A wildfire that swept across a busy California freeway and sent people running for their lives has been calmed by rain, allowing some crews to be shifted to another blaze that forced hundreds of campers to evacuate.
The rain and lower temperatures helped pacify the fire that had burned over Interstate 15 in Cajon Pass, a mountainous area 88.5 kilometres northeast of Los Angeles.
The fire destroyed 20 vehicles on the freeway linking Southern California and Las Vegas before burning three homes and 44 more vehicles in the community of Baldy Mesa.
The fire was five percent contained after charring 14.24 sq km.
Firefighters turned their attention to protecting some 700 homes in the Baldy Mesa area, where about 2800 people remained evacuated and nearly three dozen spent the night at a temporary shelter.
US Forest Service spokeswoman Carol Underhill said rain was helping firefighters and the fire wasn't growing.
The fire had sparked sheer chaos when it began next to Interstate 15.
Fuelled by 64 km/h winds, the blaze raced uphill and onto the traffic-clogged freeway, temporarily trapping hundreds of people amid a cauldron of smoke, flames and ash.
Amazingly, only two people were injured.
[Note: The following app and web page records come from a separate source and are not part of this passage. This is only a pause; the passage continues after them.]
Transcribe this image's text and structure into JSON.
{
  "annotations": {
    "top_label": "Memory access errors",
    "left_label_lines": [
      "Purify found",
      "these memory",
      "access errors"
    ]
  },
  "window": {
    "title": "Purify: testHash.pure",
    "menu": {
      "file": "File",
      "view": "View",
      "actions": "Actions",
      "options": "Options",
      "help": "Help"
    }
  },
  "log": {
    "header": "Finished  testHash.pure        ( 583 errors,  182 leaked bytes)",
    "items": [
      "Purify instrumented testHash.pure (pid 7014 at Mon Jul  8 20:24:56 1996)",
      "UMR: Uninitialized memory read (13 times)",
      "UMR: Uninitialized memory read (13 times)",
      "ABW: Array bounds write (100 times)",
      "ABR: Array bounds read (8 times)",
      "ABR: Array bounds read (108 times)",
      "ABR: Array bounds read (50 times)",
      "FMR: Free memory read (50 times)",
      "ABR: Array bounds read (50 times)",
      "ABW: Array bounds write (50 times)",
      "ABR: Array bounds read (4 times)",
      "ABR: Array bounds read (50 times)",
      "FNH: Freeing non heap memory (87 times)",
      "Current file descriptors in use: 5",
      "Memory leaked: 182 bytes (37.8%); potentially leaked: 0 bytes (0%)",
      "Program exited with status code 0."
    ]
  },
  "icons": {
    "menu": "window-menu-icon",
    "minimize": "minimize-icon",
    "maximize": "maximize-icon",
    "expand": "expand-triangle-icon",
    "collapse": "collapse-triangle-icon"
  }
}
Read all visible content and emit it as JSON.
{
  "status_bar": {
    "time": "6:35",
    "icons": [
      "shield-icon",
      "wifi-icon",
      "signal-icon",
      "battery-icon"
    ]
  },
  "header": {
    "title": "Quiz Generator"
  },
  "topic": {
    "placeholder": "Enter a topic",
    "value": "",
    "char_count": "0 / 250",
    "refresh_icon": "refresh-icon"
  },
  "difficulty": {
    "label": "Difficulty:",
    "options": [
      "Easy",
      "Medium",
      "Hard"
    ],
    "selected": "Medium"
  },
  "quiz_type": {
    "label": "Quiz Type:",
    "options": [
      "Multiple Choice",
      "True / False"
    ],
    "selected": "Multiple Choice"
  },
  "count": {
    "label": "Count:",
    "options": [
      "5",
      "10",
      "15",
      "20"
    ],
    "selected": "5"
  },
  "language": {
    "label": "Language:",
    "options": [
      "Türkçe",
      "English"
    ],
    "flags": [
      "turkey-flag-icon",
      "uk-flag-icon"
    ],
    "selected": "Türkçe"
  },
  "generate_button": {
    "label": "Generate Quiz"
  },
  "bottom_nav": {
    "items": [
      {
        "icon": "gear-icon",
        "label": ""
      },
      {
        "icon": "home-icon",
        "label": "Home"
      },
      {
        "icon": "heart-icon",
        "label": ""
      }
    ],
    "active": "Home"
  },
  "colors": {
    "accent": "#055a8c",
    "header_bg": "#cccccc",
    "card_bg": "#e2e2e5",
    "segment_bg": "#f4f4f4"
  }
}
Both suffered minor smoke inhalation, authorities said, but declined medical attention.